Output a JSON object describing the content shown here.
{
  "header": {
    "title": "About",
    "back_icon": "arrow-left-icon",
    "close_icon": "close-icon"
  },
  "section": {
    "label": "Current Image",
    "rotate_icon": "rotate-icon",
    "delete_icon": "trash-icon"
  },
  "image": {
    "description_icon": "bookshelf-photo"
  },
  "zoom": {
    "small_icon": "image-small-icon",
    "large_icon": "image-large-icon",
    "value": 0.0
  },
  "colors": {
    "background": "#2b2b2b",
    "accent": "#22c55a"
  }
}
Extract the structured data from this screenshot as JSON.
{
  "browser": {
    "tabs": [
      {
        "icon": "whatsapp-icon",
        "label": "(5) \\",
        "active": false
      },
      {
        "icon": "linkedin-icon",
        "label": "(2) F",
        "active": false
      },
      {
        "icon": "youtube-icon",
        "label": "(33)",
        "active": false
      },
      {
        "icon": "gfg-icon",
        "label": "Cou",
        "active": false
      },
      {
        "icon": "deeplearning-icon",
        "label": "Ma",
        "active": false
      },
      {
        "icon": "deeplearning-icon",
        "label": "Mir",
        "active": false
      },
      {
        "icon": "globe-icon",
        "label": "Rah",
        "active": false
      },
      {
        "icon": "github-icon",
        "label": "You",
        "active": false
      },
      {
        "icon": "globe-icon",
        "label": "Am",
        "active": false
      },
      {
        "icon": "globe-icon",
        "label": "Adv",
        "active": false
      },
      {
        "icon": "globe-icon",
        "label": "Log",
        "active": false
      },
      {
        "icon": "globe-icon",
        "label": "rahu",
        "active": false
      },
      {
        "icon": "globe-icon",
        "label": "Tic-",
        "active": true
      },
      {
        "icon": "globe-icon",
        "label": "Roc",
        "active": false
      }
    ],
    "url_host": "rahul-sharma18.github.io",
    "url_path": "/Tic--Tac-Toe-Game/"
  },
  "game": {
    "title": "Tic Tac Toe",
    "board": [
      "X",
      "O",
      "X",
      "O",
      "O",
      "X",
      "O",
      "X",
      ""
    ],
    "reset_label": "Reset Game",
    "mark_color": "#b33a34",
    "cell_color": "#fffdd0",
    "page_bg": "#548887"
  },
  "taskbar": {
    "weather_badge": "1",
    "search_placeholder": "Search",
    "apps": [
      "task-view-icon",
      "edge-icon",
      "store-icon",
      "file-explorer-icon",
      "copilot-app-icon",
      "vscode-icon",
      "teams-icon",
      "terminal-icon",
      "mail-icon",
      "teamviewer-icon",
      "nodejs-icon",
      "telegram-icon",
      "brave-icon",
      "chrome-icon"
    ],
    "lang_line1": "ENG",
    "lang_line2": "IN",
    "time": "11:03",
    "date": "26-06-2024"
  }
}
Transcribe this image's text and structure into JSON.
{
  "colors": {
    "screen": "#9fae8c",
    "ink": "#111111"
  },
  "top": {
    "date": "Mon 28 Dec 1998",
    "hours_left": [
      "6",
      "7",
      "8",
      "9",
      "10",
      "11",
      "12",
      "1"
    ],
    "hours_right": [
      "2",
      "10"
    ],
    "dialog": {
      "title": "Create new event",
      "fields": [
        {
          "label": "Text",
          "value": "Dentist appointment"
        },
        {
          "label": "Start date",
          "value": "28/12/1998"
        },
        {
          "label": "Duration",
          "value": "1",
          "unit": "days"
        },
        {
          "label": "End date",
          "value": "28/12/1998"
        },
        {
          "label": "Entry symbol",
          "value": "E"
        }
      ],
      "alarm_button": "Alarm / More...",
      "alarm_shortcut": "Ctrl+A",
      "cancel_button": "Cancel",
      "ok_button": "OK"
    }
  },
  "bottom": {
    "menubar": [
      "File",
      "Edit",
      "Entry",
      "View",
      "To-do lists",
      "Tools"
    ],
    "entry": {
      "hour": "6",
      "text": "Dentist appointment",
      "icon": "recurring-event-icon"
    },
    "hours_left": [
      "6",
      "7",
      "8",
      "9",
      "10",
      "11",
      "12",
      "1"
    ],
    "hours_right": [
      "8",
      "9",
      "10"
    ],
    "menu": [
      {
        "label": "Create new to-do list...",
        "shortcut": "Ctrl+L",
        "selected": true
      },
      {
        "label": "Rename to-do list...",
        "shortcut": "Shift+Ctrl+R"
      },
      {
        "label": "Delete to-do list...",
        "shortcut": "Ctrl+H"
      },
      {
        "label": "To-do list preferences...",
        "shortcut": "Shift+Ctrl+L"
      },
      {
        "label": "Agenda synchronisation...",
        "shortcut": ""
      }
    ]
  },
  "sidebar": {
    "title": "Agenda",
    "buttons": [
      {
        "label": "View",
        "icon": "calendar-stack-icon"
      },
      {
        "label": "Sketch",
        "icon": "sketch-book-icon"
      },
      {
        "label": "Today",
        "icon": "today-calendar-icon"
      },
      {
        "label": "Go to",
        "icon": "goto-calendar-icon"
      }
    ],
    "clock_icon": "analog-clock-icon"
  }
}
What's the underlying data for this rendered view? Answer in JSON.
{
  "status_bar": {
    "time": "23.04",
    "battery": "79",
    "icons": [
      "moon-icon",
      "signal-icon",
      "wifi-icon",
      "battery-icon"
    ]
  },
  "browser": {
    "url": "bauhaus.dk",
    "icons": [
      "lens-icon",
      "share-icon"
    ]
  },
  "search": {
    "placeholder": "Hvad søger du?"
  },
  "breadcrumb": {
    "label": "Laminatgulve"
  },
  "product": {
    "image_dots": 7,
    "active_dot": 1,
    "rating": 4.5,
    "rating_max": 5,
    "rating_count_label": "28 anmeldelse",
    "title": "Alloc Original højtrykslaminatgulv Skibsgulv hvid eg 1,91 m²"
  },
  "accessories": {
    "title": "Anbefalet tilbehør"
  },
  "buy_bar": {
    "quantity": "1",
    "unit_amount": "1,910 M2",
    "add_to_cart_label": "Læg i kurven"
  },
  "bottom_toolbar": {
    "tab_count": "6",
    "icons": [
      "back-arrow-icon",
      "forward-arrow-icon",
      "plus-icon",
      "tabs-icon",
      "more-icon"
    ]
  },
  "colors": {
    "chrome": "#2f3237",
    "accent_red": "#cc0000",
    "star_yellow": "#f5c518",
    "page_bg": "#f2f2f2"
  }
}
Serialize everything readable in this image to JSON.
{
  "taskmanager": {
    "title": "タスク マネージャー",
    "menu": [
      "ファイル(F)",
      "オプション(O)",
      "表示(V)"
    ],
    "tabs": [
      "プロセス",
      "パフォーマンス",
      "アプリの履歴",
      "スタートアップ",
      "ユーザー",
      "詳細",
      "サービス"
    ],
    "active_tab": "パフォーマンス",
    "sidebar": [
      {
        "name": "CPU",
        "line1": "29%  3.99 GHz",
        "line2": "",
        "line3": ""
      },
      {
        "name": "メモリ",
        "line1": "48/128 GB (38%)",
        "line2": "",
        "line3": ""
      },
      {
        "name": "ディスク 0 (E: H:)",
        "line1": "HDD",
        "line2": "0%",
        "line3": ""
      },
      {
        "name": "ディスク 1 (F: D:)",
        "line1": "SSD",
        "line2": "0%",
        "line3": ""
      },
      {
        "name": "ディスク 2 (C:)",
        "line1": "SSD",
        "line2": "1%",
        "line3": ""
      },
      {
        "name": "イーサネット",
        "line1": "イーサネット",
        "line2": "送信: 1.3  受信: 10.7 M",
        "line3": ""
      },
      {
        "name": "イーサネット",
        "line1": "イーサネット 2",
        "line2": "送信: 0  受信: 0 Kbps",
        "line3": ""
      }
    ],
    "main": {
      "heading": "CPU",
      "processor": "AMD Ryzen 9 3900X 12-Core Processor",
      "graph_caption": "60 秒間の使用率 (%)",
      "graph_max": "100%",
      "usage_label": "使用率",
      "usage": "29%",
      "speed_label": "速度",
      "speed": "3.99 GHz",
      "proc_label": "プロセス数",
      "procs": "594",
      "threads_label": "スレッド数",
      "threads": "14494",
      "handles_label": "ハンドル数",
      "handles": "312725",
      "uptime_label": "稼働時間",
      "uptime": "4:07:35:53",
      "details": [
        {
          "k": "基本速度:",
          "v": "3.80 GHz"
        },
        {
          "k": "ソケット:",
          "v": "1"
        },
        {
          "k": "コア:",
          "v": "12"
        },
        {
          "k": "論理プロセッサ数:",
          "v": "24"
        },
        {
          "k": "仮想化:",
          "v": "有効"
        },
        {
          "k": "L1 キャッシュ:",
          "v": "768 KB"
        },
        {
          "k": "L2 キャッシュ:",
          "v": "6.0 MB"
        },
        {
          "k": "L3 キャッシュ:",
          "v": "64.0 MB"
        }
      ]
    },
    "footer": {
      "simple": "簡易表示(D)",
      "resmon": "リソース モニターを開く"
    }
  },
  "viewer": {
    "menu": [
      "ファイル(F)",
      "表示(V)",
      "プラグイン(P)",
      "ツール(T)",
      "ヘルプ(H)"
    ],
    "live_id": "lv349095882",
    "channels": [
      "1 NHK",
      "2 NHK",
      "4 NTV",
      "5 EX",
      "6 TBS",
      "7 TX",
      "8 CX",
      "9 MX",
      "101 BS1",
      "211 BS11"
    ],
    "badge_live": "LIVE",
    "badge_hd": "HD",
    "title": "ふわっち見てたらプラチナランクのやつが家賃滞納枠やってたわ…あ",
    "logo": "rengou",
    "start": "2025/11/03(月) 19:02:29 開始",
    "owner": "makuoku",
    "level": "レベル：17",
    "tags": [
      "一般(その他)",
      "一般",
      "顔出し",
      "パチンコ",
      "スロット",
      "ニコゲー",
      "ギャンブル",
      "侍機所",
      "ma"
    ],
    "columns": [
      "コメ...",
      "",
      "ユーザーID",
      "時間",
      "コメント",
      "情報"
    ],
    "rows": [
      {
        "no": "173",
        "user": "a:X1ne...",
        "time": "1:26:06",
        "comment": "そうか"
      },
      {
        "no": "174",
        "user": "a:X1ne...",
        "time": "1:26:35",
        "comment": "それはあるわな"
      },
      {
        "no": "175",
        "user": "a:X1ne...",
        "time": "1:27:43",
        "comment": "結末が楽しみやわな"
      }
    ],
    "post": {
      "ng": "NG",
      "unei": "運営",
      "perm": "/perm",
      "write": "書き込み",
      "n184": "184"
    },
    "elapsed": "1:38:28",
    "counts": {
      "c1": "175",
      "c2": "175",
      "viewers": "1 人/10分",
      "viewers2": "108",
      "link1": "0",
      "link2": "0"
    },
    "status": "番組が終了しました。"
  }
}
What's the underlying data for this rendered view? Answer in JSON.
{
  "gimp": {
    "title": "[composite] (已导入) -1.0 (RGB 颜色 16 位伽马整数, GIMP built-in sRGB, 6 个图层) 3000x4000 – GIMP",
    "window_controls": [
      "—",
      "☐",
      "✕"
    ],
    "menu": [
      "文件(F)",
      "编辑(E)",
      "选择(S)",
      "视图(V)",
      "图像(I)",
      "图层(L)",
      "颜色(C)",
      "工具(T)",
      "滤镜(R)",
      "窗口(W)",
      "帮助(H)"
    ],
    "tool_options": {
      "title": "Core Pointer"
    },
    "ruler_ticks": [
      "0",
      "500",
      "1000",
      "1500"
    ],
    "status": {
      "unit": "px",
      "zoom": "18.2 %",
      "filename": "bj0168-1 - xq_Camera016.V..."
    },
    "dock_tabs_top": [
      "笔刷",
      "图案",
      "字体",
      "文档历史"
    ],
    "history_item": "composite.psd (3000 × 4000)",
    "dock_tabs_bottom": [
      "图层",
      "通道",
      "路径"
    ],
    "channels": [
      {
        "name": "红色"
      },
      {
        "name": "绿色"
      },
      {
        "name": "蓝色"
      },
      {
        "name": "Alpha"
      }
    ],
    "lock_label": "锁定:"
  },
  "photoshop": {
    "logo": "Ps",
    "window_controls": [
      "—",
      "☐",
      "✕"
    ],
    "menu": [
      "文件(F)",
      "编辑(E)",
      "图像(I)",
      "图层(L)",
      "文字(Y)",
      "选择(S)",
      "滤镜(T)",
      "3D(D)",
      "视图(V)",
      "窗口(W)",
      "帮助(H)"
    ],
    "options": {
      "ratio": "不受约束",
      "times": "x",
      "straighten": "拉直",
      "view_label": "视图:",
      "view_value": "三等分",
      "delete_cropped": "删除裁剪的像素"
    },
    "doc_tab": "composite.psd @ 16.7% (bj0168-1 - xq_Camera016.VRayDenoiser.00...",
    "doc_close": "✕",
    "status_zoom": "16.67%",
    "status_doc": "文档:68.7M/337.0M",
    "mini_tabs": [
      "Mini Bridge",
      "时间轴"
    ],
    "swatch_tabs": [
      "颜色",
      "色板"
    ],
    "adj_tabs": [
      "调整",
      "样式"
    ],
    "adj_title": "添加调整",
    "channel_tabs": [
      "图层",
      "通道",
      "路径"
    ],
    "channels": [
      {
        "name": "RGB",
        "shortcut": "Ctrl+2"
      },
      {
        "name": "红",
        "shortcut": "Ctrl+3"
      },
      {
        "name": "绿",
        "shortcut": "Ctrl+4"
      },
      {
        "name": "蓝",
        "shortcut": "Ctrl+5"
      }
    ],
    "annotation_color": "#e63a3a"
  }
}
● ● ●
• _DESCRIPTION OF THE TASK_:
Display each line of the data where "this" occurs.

• _RESPONSE BOX_:
Extract the structured data from this screenshot as JSON.
Transcribe this image's text and structure into JSON.
What's the underlying data for this rendered view? Answer in JSON.
Serialize everything readable in this image to JSON.
What's the underlying data for this rendered view? Answer in JSON.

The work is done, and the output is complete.